The Critical Media Review sat down with French Canadian buff boffin Dr Julien Mercille, of UCD, whose book on the media’s role and collusion in the boom and bust was published last week to much acclaim and some fury.
Julien, Why does the media fail us so?
Julien Mercille: “The media serves the interests of its owners and the corporate class of which they are part. They serve an ideological function in presenting government policy and interests in a positive light. All along the economic crisis, the media consistently endorsed and supported virtually all government policies (the major ones, at least), confining debate to details and losing sight of the big picture.”
Critical Media Review: “Do you think the severe concentration of media ownership in Ireland plays a role in this?”
Mercille: “Yes, to some extent. A lot of the media is owned by Independent News and Media, for example. But an issue that’s probably more important to me is the nature of media entities. As of now, they’re all corporate or state-owned with significant commercial interests (RTE), so even if you had more of those, it would be better, but not that much. What’s missing is a diverse media in the sense of more alternative, strong media outlets. That would provide significantly more diverse coverage, alternative viewpoints, etc.”
CMR: What about RTÉ, has the public media been any better at covering the crisis?
Mercille: “No, it’s the same thing. It’s owned by the government, so it’s no surprise that it reflects government views. For example, during the housing bubble years, RTÉ’s Prime Time show, the leading current affairs programme, ran about 700 shows. Only 1% of its shows addressed the housing bubble, let alone criticising it.”
CMR: “Do you see any room or agency for progressives working in the Irish media sphere?”
Mercille: “Yes, there are many actually, but there number will be limited as long as the structure of the media landscape remains as it is. Vincent Browne, Gene Kerrigan, Colette Browne, Fintan O’Toole and others give good progressive viewpoints.”
CMR: “If the media is so heavily biased towards neo-liberal economic policy can it play any progressive role in Irish society and democracy?”
Mercille: “It plays a role as it is now, but it could play a much more meaningful role if it was restructured along the lines mentioned above, i.e. by encouraging alternative media outlets that reflect to a greater extent the interests of the population as a whole.”
CMR: “Do new online media channels offer any hope for you?”
Mercille: “I don’t think online media improves or worsens the potential for better news, it’s just another medium. There are a lot of good websites and blogs obviously, but there are also a lot of mainstream news websites that actually dominate the internet.”
CMR: “What is your advice to political activists in terms of relating to the media?”
Mercille: “On one hand I’d say try to present your message in a way that’s “respectable” so as not to worsen an already difficult situation in reaching out to the media and getting covered. On the other hand I’d say that it’s not good to change your message and actions too much just so that the media will be more likely to give you coverage, it’s better to do what you think is best for whatever project you have, and not think too much about “convincing” the media to give you coverage, otherwise it can often lead to hitting walls and waste of time and going in the wrong direction.
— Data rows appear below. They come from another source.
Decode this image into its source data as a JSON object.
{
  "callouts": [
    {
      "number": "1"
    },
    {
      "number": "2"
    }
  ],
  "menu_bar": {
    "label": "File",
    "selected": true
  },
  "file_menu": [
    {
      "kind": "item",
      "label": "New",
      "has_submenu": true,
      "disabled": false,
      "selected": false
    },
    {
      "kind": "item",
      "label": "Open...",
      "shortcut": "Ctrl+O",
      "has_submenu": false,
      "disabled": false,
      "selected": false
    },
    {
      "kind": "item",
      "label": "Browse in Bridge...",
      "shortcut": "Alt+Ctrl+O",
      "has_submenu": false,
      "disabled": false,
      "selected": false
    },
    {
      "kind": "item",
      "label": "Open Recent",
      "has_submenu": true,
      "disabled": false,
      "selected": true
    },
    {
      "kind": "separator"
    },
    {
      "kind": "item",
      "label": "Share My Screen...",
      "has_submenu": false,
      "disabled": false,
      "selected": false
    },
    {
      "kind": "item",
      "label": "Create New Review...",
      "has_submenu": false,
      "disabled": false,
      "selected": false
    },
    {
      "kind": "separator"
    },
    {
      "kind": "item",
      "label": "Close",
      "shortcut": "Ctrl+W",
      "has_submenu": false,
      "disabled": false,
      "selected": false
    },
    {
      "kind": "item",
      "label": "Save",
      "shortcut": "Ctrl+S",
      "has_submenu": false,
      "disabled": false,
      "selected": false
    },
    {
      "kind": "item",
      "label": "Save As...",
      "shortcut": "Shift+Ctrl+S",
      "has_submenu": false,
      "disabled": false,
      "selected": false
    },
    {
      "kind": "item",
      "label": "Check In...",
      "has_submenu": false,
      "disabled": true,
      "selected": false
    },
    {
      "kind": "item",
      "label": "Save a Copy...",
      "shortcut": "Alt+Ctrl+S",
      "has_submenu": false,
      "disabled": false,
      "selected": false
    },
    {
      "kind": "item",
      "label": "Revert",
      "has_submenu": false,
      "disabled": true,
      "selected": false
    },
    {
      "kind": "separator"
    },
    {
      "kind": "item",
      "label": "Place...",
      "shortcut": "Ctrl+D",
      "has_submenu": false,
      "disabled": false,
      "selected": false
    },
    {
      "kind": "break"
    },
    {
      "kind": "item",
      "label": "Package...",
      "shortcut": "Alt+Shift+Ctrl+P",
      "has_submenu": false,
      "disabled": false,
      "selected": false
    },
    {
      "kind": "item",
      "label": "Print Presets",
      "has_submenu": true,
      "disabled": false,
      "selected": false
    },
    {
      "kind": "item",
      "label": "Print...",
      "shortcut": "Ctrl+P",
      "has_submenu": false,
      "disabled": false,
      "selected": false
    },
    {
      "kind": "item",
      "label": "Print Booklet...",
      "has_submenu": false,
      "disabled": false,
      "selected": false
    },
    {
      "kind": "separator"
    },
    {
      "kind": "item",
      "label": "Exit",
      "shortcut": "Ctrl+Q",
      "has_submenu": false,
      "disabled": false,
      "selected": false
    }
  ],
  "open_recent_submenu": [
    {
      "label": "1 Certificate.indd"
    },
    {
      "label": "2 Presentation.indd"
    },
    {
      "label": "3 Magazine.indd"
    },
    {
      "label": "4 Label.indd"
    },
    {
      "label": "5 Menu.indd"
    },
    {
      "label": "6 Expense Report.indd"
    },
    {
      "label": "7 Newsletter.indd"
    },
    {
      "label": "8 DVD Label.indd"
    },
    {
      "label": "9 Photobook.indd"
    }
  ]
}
So a balance has to be struck and that depends on context and the specific case at hand.”
Thanks Henry Silke